When I reviewed the first beta of the RockMelt Web browser last year, I found it to be a somewhat interesting example of a social networking browser and one that did a very good job of integrating with Facebook.
During that time the RockMelt browser has continued to slowly improve and recently the company released a new beta 2 version of the browser that adds several new capabilities.
This newest version of RockMelt comes shortly on the heels of the announcement that Flock, a pioneer in social networking Web browsers and RockMelt's main competition, would stop development and be acquired by game developer Zynga. So, on the one hand, RockMelt has the market mainly to itself, but is it one that they can survive in?
While the long-term survival of browsers geared towards social networking is still up in the air, by itself RockMelt is still an interesting product that is very attractive to those users who spend a lot of time on Facebook.
As before, RockMelt still offers a nice integrated interface that makes it easy to view Facebook friends' updates, share any Web content that you are viewing, and keep track of updates on websites and Twitter. And RockMelt is still based on the Google Chrome Web browser, meaning that browsing experience is fast and generally very good.
While the older version of RockMelt did a good job of making Facebook content accessible, it wasn't perfect. For example, carrying out multiple chats within RockMelt could quickly become a confusion of open windows.
In the latest version, chats in RockMelt work like they do in Facebook itself, meaning that if you open multiple chats, boxes for each will display at the bottom of the screen. This is a welcome change, both for its similarity to Facebook and for the easier chat management that it brings.

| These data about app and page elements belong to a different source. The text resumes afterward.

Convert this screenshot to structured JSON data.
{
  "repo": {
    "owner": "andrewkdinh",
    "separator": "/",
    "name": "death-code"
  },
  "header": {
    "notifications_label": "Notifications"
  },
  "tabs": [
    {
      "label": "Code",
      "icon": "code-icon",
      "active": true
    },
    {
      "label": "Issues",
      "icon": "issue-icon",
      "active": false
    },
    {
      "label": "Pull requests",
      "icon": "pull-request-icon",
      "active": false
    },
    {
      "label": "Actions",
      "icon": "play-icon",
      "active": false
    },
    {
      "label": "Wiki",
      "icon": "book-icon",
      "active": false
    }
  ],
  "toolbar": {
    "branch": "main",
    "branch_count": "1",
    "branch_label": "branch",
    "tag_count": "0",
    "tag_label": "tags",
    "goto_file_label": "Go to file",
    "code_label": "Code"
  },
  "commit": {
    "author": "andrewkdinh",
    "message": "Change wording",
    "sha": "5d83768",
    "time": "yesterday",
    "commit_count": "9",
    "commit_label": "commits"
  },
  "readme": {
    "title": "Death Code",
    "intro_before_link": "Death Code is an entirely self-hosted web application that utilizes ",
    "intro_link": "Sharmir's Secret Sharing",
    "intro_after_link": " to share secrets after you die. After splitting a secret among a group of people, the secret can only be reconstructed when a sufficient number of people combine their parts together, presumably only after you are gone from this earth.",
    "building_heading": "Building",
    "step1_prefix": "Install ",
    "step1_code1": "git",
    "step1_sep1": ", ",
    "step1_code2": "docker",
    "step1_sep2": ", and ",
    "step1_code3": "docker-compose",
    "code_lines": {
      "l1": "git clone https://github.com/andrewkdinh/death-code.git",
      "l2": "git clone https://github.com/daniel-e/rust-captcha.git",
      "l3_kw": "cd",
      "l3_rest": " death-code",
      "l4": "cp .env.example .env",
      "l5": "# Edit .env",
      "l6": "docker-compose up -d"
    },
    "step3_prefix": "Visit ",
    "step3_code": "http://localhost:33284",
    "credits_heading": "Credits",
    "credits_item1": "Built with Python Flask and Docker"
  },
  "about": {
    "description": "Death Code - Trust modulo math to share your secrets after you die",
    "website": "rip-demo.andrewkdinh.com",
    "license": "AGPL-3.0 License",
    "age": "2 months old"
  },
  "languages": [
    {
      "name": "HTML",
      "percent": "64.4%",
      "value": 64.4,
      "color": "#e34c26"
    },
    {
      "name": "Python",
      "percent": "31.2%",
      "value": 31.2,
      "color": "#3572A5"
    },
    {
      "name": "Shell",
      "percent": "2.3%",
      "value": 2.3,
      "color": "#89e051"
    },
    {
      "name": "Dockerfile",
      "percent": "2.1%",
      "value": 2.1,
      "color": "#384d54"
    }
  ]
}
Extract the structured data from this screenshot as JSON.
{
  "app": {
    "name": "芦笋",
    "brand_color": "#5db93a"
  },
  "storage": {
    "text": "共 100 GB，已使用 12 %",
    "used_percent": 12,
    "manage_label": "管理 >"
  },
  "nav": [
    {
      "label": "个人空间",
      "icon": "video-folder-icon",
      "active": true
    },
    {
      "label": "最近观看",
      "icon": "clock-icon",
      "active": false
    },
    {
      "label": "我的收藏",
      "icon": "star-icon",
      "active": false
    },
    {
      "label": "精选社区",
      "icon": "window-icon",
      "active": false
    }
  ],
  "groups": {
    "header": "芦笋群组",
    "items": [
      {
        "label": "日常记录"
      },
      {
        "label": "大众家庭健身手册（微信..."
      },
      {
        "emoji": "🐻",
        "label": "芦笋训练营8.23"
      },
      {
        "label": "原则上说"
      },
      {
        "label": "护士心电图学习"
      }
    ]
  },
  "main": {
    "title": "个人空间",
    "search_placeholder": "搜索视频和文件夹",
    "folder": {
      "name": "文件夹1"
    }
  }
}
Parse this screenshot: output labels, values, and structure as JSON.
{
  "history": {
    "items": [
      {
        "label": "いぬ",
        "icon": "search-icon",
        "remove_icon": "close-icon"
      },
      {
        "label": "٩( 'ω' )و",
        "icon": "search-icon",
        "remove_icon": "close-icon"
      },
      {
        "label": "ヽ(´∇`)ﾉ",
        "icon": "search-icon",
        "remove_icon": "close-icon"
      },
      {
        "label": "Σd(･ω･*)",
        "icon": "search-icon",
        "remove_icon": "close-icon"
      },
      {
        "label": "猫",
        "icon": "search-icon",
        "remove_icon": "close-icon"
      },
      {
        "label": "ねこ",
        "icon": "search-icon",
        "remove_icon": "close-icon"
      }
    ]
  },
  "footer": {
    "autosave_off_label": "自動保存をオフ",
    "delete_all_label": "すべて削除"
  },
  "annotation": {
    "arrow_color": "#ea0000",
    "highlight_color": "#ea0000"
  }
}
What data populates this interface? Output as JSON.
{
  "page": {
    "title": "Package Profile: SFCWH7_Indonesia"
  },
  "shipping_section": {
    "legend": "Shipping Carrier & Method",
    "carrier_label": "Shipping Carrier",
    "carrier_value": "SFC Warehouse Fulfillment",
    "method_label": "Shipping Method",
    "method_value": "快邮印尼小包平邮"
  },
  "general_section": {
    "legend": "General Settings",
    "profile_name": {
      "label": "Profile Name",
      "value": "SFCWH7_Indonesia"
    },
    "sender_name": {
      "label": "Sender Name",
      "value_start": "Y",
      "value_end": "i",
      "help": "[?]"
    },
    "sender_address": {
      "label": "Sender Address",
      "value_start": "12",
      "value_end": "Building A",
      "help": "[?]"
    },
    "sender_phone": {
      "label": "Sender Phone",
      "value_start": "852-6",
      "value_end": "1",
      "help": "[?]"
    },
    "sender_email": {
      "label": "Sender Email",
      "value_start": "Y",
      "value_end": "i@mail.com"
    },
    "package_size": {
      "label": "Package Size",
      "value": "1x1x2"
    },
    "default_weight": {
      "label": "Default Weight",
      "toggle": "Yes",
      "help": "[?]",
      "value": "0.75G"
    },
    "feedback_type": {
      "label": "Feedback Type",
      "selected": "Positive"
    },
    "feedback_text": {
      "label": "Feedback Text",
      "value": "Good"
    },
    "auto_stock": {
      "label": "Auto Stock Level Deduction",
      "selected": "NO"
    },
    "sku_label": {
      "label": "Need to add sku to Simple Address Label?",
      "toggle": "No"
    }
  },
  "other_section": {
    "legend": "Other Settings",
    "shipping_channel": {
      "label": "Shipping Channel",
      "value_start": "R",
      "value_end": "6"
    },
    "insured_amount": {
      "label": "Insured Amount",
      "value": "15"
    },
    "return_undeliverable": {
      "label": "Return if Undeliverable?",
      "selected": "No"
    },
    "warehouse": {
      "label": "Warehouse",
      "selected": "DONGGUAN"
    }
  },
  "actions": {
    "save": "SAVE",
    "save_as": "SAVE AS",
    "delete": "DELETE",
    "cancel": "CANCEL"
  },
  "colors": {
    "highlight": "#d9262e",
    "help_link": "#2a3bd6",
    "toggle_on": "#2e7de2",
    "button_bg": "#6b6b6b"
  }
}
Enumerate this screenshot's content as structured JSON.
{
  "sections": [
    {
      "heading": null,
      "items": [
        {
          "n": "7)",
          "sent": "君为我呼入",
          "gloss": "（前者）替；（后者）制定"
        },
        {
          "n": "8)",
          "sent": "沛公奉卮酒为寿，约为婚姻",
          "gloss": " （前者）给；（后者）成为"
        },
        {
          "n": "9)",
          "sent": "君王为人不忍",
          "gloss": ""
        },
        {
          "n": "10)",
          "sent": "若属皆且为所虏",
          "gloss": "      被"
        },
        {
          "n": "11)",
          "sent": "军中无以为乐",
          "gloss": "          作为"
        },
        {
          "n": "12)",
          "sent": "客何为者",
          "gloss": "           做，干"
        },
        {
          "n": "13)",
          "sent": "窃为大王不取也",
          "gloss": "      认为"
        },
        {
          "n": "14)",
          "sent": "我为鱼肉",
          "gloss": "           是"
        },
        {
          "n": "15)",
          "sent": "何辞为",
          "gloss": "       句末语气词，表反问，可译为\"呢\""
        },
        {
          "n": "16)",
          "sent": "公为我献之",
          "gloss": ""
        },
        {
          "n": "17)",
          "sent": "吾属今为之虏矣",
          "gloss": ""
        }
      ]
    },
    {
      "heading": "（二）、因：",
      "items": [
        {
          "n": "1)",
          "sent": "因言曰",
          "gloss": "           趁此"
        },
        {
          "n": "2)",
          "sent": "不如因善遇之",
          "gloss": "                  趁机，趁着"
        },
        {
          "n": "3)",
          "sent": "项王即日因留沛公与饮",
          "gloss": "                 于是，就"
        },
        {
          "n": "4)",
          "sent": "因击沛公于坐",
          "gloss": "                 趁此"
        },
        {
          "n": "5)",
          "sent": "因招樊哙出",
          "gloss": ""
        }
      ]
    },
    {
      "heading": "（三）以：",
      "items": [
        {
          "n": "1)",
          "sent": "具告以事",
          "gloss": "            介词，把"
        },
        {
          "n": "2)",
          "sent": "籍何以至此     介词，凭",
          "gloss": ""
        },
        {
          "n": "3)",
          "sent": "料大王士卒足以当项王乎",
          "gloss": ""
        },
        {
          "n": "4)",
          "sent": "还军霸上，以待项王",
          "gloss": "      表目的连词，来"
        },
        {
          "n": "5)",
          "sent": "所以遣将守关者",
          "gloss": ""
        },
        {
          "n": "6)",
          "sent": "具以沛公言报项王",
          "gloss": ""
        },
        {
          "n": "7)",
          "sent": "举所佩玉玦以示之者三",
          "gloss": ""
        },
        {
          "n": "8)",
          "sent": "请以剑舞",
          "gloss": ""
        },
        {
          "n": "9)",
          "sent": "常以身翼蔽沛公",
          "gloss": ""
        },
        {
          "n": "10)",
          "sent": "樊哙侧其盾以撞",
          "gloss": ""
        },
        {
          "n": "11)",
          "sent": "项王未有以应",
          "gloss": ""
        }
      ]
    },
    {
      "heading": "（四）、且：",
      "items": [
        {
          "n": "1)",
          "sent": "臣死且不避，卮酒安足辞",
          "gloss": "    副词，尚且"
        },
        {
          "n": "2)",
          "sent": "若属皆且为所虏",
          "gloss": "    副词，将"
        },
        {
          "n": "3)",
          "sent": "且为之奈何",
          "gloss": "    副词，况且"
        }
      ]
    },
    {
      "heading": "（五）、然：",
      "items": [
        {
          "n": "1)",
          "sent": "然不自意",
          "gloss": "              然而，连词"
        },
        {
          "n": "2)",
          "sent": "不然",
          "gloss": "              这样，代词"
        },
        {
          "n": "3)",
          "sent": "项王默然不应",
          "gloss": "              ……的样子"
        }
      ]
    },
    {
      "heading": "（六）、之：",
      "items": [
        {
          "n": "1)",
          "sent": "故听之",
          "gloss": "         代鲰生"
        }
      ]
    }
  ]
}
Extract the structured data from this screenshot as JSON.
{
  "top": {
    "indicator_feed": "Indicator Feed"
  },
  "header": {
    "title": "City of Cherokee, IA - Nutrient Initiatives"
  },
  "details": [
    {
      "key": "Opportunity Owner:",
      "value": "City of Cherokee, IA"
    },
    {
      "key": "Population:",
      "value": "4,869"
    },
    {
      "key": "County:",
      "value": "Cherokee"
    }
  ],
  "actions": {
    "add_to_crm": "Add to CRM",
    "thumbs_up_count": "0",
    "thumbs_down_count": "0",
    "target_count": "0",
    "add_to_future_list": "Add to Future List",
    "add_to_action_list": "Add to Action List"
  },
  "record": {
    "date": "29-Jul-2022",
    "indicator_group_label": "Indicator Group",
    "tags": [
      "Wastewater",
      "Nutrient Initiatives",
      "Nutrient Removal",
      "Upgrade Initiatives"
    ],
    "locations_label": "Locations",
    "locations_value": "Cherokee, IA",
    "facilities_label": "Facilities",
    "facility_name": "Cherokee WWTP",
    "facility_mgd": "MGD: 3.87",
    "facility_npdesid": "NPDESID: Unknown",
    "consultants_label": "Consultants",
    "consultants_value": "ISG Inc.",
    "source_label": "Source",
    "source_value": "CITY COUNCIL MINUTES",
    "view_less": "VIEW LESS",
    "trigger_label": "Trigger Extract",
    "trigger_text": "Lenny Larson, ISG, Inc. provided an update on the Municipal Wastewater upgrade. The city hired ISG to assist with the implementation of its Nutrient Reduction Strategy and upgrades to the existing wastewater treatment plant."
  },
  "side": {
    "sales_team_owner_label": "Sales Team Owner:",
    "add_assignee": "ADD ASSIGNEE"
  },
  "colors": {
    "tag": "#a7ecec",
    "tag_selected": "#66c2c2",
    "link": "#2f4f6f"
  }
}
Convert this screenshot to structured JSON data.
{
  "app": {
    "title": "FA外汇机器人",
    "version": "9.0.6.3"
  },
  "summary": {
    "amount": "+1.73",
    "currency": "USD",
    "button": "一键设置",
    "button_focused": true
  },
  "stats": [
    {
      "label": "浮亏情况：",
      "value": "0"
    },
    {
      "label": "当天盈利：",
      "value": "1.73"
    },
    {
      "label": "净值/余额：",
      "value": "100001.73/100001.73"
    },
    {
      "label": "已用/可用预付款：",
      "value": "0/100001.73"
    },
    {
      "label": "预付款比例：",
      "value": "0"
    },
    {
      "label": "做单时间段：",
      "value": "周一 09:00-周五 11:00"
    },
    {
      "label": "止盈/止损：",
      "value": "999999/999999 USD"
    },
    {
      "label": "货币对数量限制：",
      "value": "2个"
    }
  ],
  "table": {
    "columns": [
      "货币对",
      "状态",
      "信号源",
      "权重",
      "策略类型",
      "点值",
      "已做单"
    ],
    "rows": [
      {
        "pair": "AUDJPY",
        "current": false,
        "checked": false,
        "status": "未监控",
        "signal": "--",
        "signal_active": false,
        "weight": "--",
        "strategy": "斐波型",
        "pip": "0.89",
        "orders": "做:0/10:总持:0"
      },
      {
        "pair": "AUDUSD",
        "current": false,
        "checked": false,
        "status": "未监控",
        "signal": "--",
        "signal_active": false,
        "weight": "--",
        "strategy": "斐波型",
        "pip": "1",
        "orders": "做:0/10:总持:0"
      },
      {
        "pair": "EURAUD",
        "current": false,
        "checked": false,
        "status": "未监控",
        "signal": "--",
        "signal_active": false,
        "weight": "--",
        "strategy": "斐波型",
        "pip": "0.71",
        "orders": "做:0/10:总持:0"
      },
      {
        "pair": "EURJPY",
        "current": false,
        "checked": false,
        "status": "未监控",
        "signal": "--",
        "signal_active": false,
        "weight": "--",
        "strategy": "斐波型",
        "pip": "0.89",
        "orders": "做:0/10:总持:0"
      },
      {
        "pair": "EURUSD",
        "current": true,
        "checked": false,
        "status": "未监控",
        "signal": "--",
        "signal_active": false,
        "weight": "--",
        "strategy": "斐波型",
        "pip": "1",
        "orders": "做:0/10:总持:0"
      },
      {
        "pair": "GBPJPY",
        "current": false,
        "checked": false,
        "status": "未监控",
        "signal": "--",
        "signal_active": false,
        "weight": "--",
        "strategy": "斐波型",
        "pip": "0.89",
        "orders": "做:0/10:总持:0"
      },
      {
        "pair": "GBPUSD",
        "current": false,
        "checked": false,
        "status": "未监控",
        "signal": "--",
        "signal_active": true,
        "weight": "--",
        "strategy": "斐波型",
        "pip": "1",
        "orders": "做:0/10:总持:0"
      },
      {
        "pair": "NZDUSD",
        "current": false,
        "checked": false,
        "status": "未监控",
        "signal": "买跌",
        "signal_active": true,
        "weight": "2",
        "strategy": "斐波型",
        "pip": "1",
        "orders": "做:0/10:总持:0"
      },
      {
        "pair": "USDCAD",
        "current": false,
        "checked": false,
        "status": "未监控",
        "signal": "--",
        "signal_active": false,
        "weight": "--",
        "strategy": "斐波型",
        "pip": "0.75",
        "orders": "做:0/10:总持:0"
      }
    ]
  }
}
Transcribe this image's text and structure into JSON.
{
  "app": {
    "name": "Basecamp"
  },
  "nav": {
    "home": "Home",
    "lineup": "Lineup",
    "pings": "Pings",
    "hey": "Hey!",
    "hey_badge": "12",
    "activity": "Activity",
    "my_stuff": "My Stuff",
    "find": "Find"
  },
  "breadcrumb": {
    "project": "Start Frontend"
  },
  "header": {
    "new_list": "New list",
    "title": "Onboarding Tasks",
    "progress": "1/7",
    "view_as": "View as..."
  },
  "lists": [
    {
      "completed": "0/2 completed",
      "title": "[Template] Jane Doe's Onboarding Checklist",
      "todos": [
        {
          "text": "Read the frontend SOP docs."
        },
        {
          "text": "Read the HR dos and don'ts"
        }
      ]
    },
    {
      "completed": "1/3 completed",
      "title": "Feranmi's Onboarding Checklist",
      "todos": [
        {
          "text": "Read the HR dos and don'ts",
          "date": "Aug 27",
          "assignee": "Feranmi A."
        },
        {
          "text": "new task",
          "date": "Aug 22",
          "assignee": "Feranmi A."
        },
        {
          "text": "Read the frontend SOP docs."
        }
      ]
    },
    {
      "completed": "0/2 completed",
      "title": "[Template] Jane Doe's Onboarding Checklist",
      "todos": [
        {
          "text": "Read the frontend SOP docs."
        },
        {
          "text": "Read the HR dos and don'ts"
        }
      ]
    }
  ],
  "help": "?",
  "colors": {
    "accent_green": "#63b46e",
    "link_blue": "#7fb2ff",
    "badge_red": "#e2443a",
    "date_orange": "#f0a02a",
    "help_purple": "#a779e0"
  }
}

One new feature in RockMelt that I found to be very useful is called View Later. This adds a small clock icon to the address bar and, if you click on this while viewing a Web page, it makes it very easy to, well, view the page later.
Clicking on the View Later app in the right-hand bar of RockMelt displayed a list of all the pages I had marked to view later. From here I could easily open the pages or share them in Facebook or Twitter. And a page can be easily removed from View Later simply by clicking on the clock icon either in the address bar or in the pop-up View Later window.
Twitter integration, which was pretty barebones in the original version, has also been updated in the latest version of RockMelt. Now it works more like a full-fledged Twitter client, making it possible to do tasks such as handle direct messages and edit retweets.
Besides the new features in this beta, some other new capabilities were added since the last review. These included a new YouTube app that made it possible to view videos and channels directly from the right-hand bar of RockMelt.
I also realized that the constant pop-ups that RockMelt displays whenever a new status update is published by a friend can be very distracting. Luckily, I found that these notifications could be turned off from within the browser options window in the Edges section.
For many users, the functionality of RockMelt won't seem to be much of a value-add over standard browsers and could even be too distracting. However, for those who are heavy Facebook users, RockMelt might be the perfect tool for surfing the Web without ever getting too far from the social network.
To try out the RockMelt beta for Windows or Mac, or check out the Apple iPhone version of the software, visit the RockMelt website.
Digital Transformation Myths & TruthsTransformation is on every IT organization's to-do list, but effectively transforming IT means a major shift in technology as well as business models and culture. In this IT Trend Report, we examine some of the misconceptions of digital transformation and look at steps you can take to succeed technically and culturally.